Dangerous Crossings

Slate's blog on legal issues.
June 9 2008 9:46 AM

Dangerous Crossings

Today's Wall Street Journal carries an interesting article ($) about the string of senior corporate officials recently detained while entering the United States.  European officials are upset over what they perceive to be a broadening of American police powers in the context of the war on terrorism—and the use of these powers against European citizens. The Journal reports:

In what has become a longstanding charge that the U.S. isn't upholding European privacy standards in trans-Atlantic matters, European civil-liberties groups and government officials have expressed misgivings over rules instituted after the Sept. 11, 2001, terror attacks that require airlines to submit the names of passengers heading to the U.S.

The names are checked against watch lists maintained by government-security agencies. The process was enhanced to prevent terrorists from entering the country, but also aids law-enforcement agents working on criminal investigations. Federal agents who want to question a traveler can use government databases to learn when a potential target is entering the country.

Fears about the U.S. use of this data were rekindled in recent weeks after executives and employees from defense contractor BAE Systems PLC and Swiss bank UBS  AG, were briefly detained by federal investigators related to separate bribery and tax probes.
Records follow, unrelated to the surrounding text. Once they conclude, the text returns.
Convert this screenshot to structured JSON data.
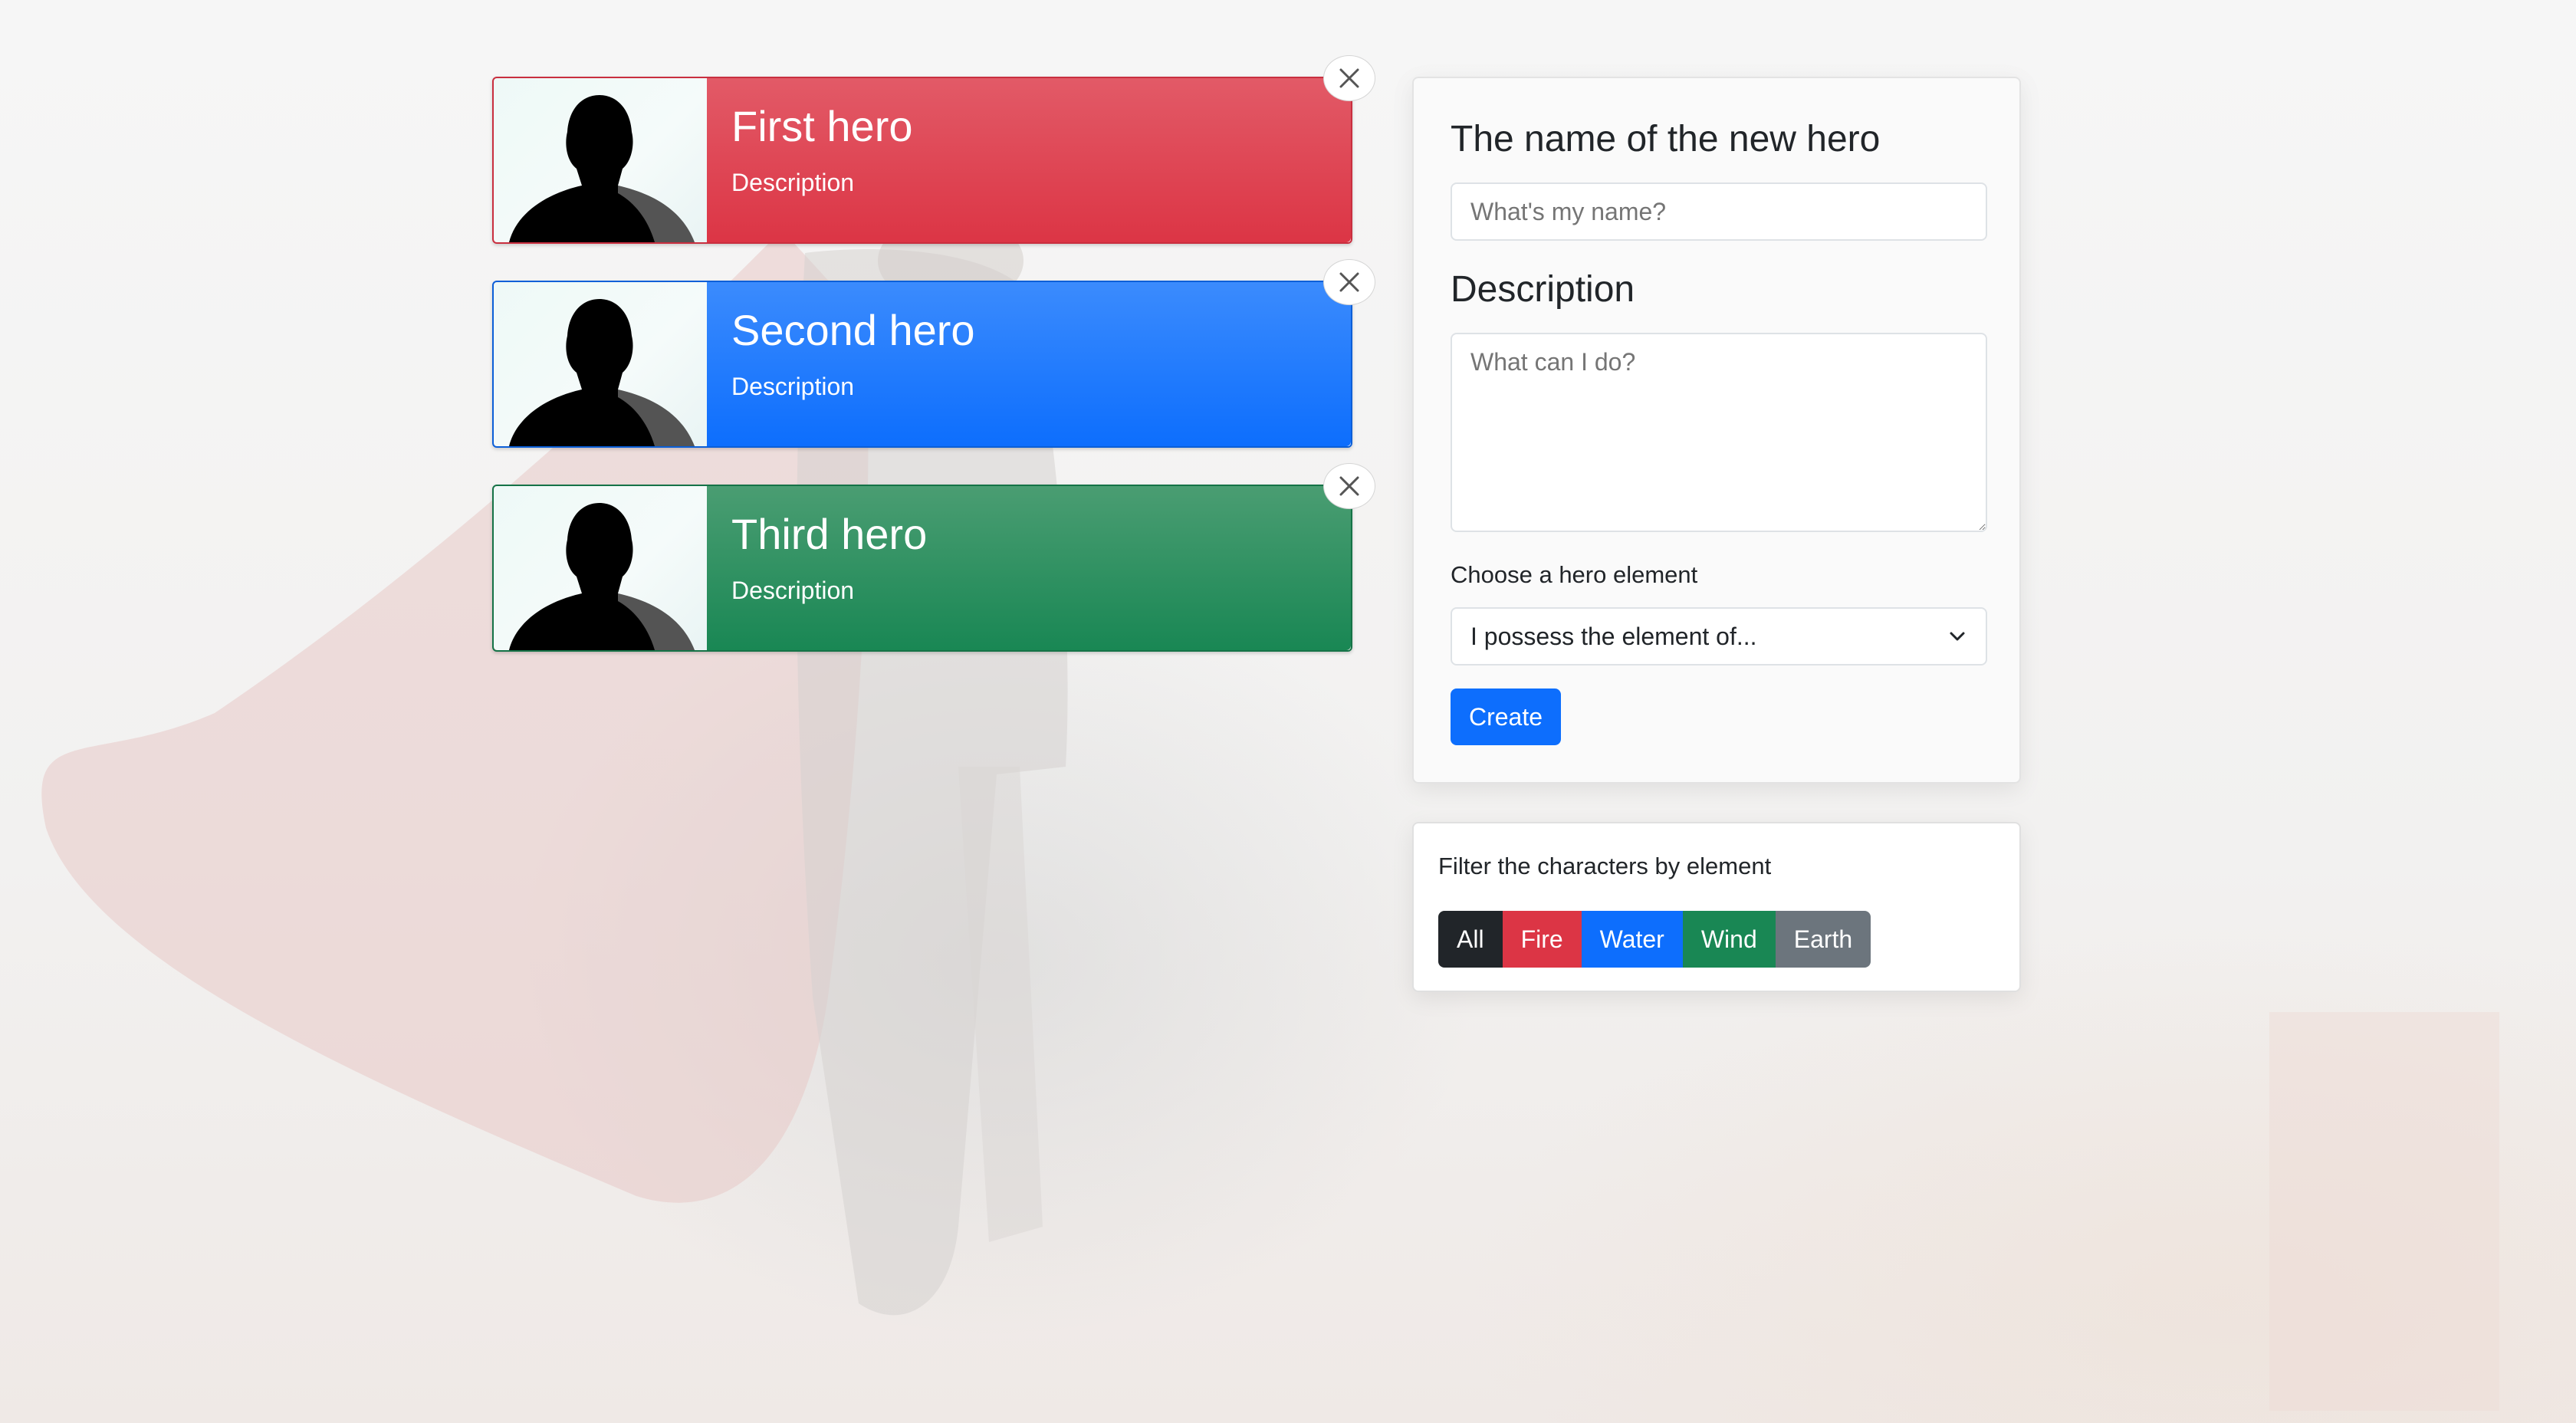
{
  "colors": {
    "fire": "#dc3545",
    "water": "#0d6efd",
    "wind": "#198754",
    "earth": "#6c757d",
    "all": "#212529"
  },
  "heroes": [
    {
      "name": "First hero",
      "description": "Description",
      "element_color": "fire",
      "close_icon": "close-icon"
    },
    {
      "name": "Second hero",
      "description": "Description",
      "element_color": "water",
      "close_icon": "close-icon"
    },
    {
      "name": "Third hero",
      "description": "Description",
      "element_color": "wind",
      "close_icon": "close-icon"
    }
  ],
  "form": {
    "name_heading": "The name of the new hero",
    "name_placeholder": "What's my name?",
    "description_heading": "Description",
    "description_placeholder": "What can I do?",
    "element_label": "Choose a hero element",
    "element_select_value": "I possess the element of...",
    "create_label": "Create"
  },
  "filter": {
    "label": "Filter the characters by element",
    "buttons": [
      "All",
      "Fire",
      "Water",
      "Wind",
      "Earth"
    ]
  }
}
... Stewart Baker, the DHS's assistant secretary for policy, defends U.S. privacy protections and in particular its collection of passenger data. "It is unfair to assume that this information originally was gathered only for antiterrorism purposes, or that it is being misused if it is used in criminal investigations," he said.


I had two reactions to this story and the earlier news about these corporate arrests. The first was that the system seems to be working. According to the 9/11 Commission report , various U.S. databases contained negative information on roughly half of the 9/11 hijackers—yet all were allowed to fly. Today, one agency conducting an investigation is able to coordinate with another agency and flag a specific individual for detention and/or questioning. Setting aside all of the many problems with false positives, overreaching investigations, and the other important issues of due process here, I think this represents a quantum leap forward for law enforcement.

Second, and more broadly, I think this illustrates the extent of what Jack and others call the " national surveillance state " and the total inability of a citizen to avoid the state's surveillance if he/she wants to live a modern life. If you want to travel, use mass transit, enter a public building, use a public road, or use global communications, then you effectively must submit to some level of state surveillance. In practical terms, Fourth Amendment carve-outs like the "regulatory exception" and the "consent exception" now swallow the rule, because no modern person can live without submitting to this regime.

Phillip Carter is an Iraq veteran who now directs the veterans research program at the Center for a New American Security.



Smash and Grab

Will competitive Senate contests in Kansas and South Dakota lead to more late-breaking races in future elections?

Stop Panicking. America Is Now in Very Good Shape to Respond to the Ebola Crisis.

The 2014 Kansas City Royals Show the Value of Building a Mediocre Baseball Team

The GOP Won’t Win Any Black Votes With Its New “Willie Horton” Ad

Sleater-Kinney Was Once America’s Best Rock Band

Can it be again?


Forget Oculus Rift

This $25 cardboard box turns your phone into an incredibly fun virtual reality experience.

One of Putin’s Favorite Oligarchs Wants to Start an Orthodox Christian Fox News

These Companies in Japan Are More Than 1,000 Years Old

Trending News Channel
Oct. 20 2014 6:17 PM Watch Flashes of Lightning Created in a Lab  
  News & Politics
Oct. 20 2014 8:14 PM You Should Be Optimistic About Ebola Don’t panic. Here are all the signs that the U.S. is containing the disease.
Oct. 20 2014 7:23 PM Chipotle’s Magical Burrito Empire Keeps Growing, Might Be Slowing
Oct. 20 2014 3:16 PM The Catholic Church Is Changing, and Celibate Gays Are Leading the Way
  Double X
The XX Factor
Oct. 20 2014 6:17 PM I Am 25. I Don't Work at Facebook. My Doctors Want Me to Freeze My Eggs.
  Slate Plus
Tv Club
Oct. 20 2014 7:15 AM The Slate Doctor Who Podcast: Episode 9 A spoiler-filled discussion of "Flatline."
Brow Beat
Oct. 20 2014 9:13 PM The Smart, Talented, and Utterly Hilarious Leslie Jones Is SNL’s Newest Cast Member
Oct. 20 2014 11:36 PM Forget Oculus Rift This $25 cardboard box turns your phone into an incredibly fun virtual reality experience.
  Health & Science
Medical Examiner
Oct. 20 2014 11:46 AM Is Anybody Watching My Do-Gooding? The difference between being a hero and being an altruist.
Sports Nut
Oct. 20 2014 5:09 PM Keepaway, on Three. Ready—Break! On his record-breaking touchdown pass, Peyton Manning couldn’t even leave the celebration to chance.